By Marvin Tort
Expect some form of “rationing” to start in about two weeks, even with some easing on the Luzon-wide lockdown after April 30. And by this, I refer not only to food and other items but also in terms of work opportunities and access to various types of services. In fact, I foresee “rationing” to be a big part of our lives in the next couple of years, at least. What will be rationed? Supplies, to begin with. Many manufacturers and processors are still grappling with bottlenecks in raw material supply, in personnel, and in distribution. And even after the enhanced community quarantine (ECQ), as we move to another mode of quarantine or restriction, many of these bottlenecks will remain. For how long, we do not know.
“Access” will likewise be rationed, as movement will remain restricted. Some will be given priority, for one reason or the other, just like under the ECQ. But most will have to wait and see. People will be given a “fixed amount” of access initially, with the “ration” of access and mobility perhaps being increased over time. Public transportation will have to be rationed, initially.
Resources will also have to be rationed at the onset, and this covers both public and private resources. Many public agencies and private corporations have “advanced” a significant amount of resources since March to help the public cope with the pandemic. Some bonuses were actually given ahead particularly to employees. Moving forward, remaining resources for the year and the year after will have to be released in a calibrated manner. Resource allocation will have to be managed, or rationed.
Even the National Government is somewhat overextended at this point. And, any debt incurred now as a result of the great need for resources to address the pandemic is a sure “tax” in the future. How, when, and from whom that “tax” will be collected is anybody’s guess, but it will have to be collected, one way or the other. Public resources will likewise have to be rationed and reprioritized in the coming years.
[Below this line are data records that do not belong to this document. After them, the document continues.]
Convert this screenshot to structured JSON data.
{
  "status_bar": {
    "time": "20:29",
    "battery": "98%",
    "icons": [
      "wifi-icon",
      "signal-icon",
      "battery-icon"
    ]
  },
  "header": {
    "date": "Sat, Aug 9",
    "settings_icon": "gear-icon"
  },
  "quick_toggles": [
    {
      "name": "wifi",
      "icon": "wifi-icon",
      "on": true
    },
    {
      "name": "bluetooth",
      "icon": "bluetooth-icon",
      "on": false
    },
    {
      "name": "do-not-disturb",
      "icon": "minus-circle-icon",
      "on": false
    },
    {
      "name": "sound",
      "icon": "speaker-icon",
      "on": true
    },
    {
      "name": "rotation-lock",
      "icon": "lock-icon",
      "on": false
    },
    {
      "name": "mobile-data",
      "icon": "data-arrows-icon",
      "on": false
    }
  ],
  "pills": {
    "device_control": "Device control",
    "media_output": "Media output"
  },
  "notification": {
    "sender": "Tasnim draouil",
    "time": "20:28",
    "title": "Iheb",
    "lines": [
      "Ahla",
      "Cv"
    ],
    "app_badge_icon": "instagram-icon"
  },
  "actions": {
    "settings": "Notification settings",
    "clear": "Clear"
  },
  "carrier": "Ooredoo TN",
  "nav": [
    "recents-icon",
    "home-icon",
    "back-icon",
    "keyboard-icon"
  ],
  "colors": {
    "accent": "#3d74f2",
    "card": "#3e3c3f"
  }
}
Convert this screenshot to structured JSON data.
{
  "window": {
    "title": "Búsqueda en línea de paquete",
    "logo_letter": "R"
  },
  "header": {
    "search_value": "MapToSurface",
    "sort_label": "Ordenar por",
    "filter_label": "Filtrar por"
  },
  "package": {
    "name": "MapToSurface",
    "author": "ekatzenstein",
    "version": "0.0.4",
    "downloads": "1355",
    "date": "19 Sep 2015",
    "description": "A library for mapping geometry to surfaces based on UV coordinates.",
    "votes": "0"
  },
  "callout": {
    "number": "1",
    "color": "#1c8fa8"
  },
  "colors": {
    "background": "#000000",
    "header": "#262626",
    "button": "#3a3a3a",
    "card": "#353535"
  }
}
Speaking of rations, it is distressing to note that some local governments have had to “ration” assistance as well, particularly local units that are somewhat cash-strapped or ill-prepared in terms of resources to deal with the pandemic. I am sure that if one will only bother to review the annual audit reports of LGUs prepared by the Commission on Audit, many will be found to have “underfunded” trust funds for disaster management.
While the Bayanihan Fund is supposed to help address this problem, it is far from sufficient to cover all the poor households that are in dire need of help. I have heard of one first-class municipality that was budgeted to receive over P11 million from that special fund. But, considering the number of poor households in the area, estimated at around 4,000 out of 12,000 households in all, then that amount will have to be equitably “rationed” to maximize its benefit.
That budget comes out to about P2,750 per household, which has an average composition of four individuals. Divide that by the total number of days in lockdown, say 45 days, then that amount translates to about P61 per day for a family of four. And, that is assuming a poverty incidence of only 30% in that municipality. That daily budget can perhaps cover no more than a kilogram of rice and two small sardine cans to cover three meals for a family of four.
Better than nothing, of course. But the fact remains that unless LGUs have prepared for such eventualities, then they will be hard-pressed to provide assistance to their constituents. Even with the declaration of a national emergency, which then allows LGUs to draw on disaster funds, if such trust funds have been mismanaged, then there will not be much to draw on.
The thing is, even if the Commission on Audit audits LGUs annually and flags down deficiencies in disaster trust funds, unless LGUs are made to strictly comply with rules with respect to funding such trusts over time, then deficiencies will remain. LGUs that are non-compliant should not be given much leeway to address audit deficiencies, for such negligence borders on the criminal if trust funds are depleted when disasters happen.
If there is one lesson to be learned from the COVID-19 pandemic, it now reveals to the public the capabilities, or lack thereof, of both the national government and LGUs to respond to disasters. Moreover, it is an opportunity to audit which LGUs have been compliant in providing for disaster trust funds, and which ones were deficient. In the case of the latter, it raises the question whether such deficiency negatively affected the delivery of assistance to constituents.
In the case of wealthier LGUs, it is easy enough to re-channel resources and reallocate them to disaster response and assistance. But what about the poor towns in the provinces, who rely mostly on real property taxes, business licenses, and internal revenue allotments for income? What about barangays that have not been receiving their just share in local taxes? How are they to help their own people in times of need?
Deep pockets do not necessarily mean unlimited funds. Even the private sector can do and give only so much, either by way of donations or assistance or tax payments in advance. LGUs will have to learn to better manage resources, and save for a rainy day. There are good years, and there are lean years. Only by setting aside can LGUs have ample resources during bad periods. LGUs must fend for themselves, because they cannot always rely on the National Government.
Bottomline here is this: disaster funds are set aside for a reason. They are built little by little, and over time. But such trust funds must be funded religiously and consistently. LGUs that fail to do so must be held accountable and liable. At the end of the day, the efficient management of such LGU funds spell the difference between disaster management and disastrous management.
Marvin Tort is a former managing editor of BusinessWorld, and a former chairman of the Philippines Press Council.